Vegetarian Couscous with Ras el Hanout
There is nothing in the world like Ras el Hanout. Well- actually there is. If you happen to be in India, curry for example. Because as you may know, it is an elaborate mix of spices... in fact, the name itself means, translated from the Moroccan- "Owners Blend", as each spice merchant makes his own version- but almost all are heady and aromatic culinary masterpieces.
And together with a few simple vegetables that I had left-over in my fridge and a little couscous, it was just a teaspoon of this wonderful spice mix that transformed them into an oriental feast for my supper!
Light, delicate, aromatic and spicy- isn't that just the perfect blend for a satisfying and healthy meal? Oh yes, yes, yes! This is what I want- and I am pretty sure that you do too!
All it took to make one good pan full of great food, was 1 zucchini, 1 pepper, 1 shallot, 1 handful of sugarsnap peas, fresh parsley and cilantro, 1 tablespoon of barberries and 1 teaspoon of Ras el Hanout... and 1 cupful of couscous.
The prep-work here is just common sense really... simply cut up the vegetables into bite-sized pieces, slice the shallot up rather finely- and get ready to toss them into a frying pan!
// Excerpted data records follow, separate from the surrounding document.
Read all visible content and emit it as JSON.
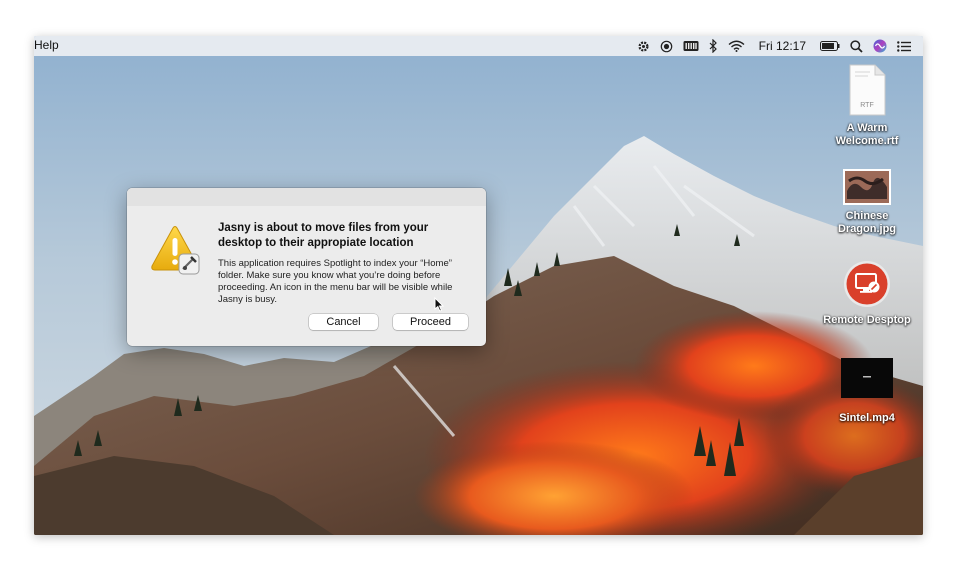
{
  "menubar": {
    "app_menu": "Help",
    "clock": "Fri 12:17",
    "icons": [
      "gear-icon",
      "record-icon",
      "keyboard-icon",
      "bluetooth-icon",
      "wifi-icon",
      "battery-icon",
      "spotlight-search-icon",
      "siri-icon",
      "notification-center-icon"
    ]
  },
  "dialog": {
    "title": "Jasny is about to move files from your desktop to their appropiate location",
    "message": "This application requires Spotlight to index your “Home” folder. Make sure you know what you’re doing before proceeding. An icon in the menu bar will be visible while Jasny is busy.",
    "cancel_label": "Cancel",
    "proceed_label": "Proceed",
    "icon": "warning-icon"
  },
  "desktop": {
    "items": [
      {
        "label": "A Warm Welcome.rtf",
        "icon": "rtf-file-icon",
        "badge": "RTF"
      },
      {
        "label": "Chinese Dragon.jpg",
        "icon": "image-thumbnail-icon"
      },
      {
        "label": "Remote Desptop",
        "icon": "remote-desktop-icon"
      },
      {
        "label": "Sintel.mp4",
        "icon": "video-thumbnail-icon"
      }
    ]
  },
  "colors": {
    "menubar_bg": "#eceef2",
    "dialog_bg": "#ececec",
    "remote_desktop_red": "#d9402b",
    "warning_yellow": "#f3c21b"
  }
}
Here you can see the mix of spices that made up my Ras el Hanout mix... ginger, cardamon, mace, cinnamon, allspice, coriander seeds, nutmeg, turmeric, black pepper, white pepper, cayenne pepper, anise seeds, cloves and rose petals.... amazing!
Grind up the spices as finely as possible using a mortar and pestle- or of course a machine if you wish... and if you are making a larger quantity that one teaspoon, haha! Otherwise- this is the way to go! :-)
Simply sautée the ingredients, together with the spices, in a little sesame oil, for 2-3 minutes, until the shallot softens and becomes transparent and the zucchini begin to soften and turn slightly brown at the edges.
At this point, turn off the heat and add the couscous directly into the frying pan...
Carefully stir-in the couscous until it is evenly spread out and coats all of the vegetables and soaks up their flavors and juices...
Then deglaze the pan with just enough boiling water to cover the base, add the juice of half a lime and a touch more sesame oil and sprinkle with finely chopped parsley and cilantro.
Stir everything through carefully and then put the lid on the frying pan and allow to stand for 10-15 minutes.
15 minutes later, the couscous is light and fluffy and filled with the aromatic flavor of the spice and vegetables, the tangy citrus and the fruity barberries... and that's what I call Moroccan Roll!
Looks good enough to eat!